*** Data for the task
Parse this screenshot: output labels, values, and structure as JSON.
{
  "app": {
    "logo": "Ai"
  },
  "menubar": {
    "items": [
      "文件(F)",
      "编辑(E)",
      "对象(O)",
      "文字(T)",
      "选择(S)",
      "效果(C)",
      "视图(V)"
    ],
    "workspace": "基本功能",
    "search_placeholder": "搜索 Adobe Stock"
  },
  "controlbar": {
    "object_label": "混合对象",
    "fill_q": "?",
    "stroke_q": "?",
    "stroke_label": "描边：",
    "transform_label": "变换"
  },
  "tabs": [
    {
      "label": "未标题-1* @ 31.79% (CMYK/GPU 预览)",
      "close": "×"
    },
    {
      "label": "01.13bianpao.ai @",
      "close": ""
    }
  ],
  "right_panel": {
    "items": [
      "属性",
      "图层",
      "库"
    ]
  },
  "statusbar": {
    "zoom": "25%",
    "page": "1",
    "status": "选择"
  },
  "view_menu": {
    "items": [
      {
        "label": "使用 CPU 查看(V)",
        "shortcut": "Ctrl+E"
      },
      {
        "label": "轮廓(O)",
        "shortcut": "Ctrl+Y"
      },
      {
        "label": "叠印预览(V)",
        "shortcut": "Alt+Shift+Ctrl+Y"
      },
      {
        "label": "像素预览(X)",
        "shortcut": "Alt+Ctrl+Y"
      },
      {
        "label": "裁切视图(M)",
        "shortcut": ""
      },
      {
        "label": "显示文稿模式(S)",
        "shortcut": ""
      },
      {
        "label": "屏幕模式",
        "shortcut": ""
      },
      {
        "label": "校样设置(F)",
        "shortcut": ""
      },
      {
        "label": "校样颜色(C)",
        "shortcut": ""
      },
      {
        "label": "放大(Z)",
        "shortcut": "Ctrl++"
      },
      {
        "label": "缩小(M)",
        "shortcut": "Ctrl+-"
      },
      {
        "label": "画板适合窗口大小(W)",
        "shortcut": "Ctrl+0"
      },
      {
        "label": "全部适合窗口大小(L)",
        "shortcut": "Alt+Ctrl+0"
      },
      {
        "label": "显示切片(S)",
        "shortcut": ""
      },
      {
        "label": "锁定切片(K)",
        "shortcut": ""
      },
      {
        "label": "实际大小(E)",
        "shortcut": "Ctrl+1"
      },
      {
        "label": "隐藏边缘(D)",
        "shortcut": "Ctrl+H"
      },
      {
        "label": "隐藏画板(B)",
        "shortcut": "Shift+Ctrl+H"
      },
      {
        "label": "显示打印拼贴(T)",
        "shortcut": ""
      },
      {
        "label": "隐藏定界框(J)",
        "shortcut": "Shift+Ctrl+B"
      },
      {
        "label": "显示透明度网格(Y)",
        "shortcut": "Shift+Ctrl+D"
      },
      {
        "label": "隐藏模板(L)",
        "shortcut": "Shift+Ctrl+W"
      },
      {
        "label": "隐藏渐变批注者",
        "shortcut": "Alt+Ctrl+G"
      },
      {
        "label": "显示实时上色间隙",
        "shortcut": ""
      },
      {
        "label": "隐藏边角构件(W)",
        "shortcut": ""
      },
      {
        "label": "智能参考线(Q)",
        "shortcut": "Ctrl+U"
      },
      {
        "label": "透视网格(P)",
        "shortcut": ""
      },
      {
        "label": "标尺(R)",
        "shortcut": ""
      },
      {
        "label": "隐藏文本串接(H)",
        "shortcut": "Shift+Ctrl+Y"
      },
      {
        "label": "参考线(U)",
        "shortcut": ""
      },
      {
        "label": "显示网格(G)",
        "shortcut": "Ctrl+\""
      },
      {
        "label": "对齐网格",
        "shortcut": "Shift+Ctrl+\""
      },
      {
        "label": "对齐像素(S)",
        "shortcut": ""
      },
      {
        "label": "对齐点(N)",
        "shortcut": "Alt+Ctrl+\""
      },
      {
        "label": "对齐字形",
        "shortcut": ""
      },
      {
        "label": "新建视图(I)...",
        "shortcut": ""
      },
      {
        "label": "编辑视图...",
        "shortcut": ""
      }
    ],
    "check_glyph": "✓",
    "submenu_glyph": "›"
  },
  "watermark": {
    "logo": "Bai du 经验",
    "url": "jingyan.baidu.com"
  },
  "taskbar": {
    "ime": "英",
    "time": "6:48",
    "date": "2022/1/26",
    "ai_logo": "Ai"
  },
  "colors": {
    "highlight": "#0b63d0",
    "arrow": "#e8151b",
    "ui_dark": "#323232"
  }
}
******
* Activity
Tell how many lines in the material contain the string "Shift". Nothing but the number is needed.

* Response to this task
7